= Description of the task =
Every line in the data below that has the word "value" should be returned.

= Task material =
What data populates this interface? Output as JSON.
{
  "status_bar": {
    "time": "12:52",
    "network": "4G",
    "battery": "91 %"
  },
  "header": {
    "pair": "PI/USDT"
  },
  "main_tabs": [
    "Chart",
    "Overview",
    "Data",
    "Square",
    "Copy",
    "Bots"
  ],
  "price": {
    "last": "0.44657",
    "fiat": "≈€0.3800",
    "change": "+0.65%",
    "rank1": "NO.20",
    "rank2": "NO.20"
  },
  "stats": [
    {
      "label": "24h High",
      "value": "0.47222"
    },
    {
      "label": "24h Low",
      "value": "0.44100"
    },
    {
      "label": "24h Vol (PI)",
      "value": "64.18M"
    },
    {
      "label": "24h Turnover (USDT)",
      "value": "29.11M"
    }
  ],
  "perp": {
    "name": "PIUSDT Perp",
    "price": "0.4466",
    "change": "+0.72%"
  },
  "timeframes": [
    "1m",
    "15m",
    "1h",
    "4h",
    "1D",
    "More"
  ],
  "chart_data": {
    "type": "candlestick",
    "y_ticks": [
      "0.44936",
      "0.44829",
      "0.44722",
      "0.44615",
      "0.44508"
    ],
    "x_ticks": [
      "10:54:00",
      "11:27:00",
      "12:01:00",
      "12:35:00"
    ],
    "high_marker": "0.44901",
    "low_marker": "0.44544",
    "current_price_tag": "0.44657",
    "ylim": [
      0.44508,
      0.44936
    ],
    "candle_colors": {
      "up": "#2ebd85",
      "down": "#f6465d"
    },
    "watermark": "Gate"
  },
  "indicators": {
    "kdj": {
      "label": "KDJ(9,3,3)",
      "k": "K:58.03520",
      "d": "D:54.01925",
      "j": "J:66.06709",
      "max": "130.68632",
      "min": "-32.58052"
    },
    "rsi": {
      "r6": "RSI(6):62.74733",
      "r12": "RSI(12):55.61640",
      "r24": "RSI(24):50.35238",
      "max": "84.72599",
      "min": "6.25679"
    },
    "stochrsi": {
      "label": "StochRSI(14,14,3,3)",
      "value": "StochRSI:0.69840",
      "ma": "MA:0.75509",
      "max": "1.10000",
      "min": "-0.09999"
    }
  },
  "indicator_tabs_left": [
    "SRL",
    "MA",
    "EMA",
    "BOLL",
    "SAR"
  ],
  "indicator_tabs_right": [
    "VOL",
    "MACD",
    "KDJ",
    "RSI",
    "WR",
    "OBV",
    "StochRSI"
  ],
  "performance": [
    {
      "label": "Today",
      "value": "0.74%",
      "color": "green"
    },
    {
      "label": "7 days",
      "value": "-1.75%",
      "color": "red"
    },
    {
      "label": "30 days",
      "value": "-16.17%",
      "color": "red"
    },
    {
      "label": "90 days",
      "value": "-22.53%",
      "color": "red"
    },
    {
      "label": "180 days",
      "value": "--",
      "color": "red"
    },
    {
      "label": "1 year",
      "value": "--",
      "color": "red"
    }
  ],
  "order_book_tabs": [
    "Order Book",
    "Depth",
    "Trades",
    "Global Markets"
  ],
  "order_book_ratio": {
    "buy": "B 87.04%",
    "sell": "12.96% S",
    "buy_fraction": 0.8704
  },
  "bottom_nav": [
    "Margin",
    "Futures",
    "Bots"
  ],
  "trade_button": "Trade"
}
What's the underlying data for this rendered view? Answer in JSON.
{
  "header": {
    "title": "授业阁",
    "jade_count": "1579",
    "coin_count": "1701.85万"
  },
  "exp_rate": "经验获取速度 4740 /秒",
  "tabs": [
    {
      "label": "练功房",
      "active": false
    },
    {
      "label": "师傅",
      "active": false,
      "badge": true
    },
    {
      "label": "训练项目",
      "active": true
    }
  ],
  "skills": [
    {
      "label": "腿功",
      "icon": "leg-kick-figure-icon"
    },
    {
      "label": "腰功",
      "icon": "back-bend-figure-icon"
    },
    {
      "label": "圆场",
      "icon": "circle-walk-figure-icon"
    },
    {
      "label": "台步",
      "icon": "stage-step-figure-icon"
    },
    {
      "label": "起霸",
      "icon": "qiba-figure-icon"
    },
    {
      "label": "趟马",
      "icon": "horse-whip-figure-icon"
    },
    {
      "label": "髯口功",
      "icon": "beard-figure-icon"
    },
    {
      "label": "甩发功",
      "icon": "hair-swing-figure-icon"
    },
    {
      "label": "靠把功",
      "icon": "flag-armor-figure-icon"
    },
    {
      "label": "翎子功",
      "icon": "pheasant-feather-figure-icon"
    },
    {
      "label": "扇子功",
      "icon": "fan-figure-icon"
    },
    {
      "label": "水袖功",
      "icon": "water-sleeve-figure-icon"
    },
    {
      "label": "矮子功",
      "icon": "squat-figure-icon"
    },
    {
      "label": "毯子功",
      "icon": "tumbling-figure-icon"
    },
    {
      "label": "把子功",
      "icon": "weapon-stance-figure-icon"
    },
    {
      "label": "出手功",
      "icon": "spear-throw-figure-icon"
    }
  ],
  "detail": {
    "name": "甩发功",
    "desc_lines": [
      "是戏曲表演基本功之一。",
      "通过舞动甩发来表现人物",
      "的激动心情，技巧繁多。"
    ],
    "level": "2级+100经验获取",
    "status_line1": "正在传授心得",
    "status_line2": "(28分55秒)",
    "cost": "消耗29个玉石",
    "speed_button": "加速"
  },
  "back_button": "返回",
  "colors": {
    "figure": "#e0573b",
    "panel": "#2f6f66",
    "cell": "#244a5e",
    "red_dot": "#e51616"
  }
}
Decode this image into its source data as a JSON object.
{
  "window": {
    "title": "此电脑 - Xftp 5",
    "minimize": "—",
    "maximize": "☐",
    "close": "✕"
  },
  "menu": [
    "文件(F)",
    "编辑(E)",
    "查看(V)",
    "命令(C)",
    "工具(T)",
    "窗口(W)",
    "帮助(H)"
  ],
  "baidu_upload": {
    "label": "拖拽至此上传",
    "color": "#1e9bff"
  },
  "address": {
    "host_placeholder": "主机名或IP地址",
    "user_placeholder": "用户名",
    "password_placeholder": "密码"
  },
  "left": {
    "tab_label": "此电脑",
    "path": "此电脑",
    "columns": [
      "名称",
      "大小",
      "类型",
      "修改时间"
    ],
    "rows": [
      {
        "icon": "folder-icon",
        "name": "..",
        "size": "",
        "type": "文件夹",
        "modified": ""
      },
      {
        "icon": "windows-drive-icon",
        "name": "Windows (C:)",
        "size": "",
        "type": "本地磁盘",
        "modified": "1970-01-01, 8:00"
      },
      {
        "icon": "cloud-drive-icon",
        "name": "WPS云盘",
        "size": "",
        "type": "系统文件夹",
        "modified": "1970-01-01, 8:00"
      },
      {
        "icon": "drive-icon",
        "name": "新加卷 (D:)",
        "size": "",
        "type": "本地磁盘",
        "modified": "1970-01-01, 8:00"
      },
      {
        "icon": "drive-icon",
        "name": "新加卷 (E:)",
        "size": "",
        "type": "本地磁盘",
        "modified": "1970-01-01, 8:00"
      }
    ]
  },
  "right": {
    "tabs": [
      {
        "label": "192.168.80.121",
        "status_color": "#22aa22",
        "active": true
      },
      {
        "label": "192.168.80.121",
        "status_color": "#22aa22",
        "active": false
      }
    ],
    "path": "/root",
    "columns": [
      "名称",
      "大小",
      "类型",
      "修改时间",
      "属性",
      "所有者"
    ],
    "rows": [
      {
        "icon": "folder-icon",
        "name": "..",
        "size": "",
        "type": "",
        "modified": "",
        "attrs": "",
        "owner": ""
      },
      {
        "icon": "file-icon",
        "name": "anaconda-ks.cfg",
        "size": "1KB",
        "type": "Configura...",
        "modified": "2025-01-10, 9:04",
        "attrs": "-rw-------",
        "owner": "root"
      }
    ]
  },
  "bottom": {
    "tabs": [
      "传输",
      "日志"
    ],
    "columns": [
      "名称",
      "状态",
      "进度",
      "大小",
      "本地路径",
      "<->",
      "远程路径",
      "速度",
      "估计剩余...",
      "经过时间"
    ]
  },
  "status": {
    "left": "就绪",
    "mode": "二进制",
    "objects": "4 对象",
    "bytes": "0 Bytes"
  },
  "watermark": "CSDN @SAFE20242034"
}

= Solution to this problem =
      "value": "0.47222"
      "value": "0.44100"
      "value": "64.18M"
      "value": "29.11M"
      "value": "StochRSI:0.69840",
      "value": "0.74%",
      "value": "-1.75%",
      "value": "-16.17%",
      "value": "-22.53%",
      "value": "--",
      "value": "--",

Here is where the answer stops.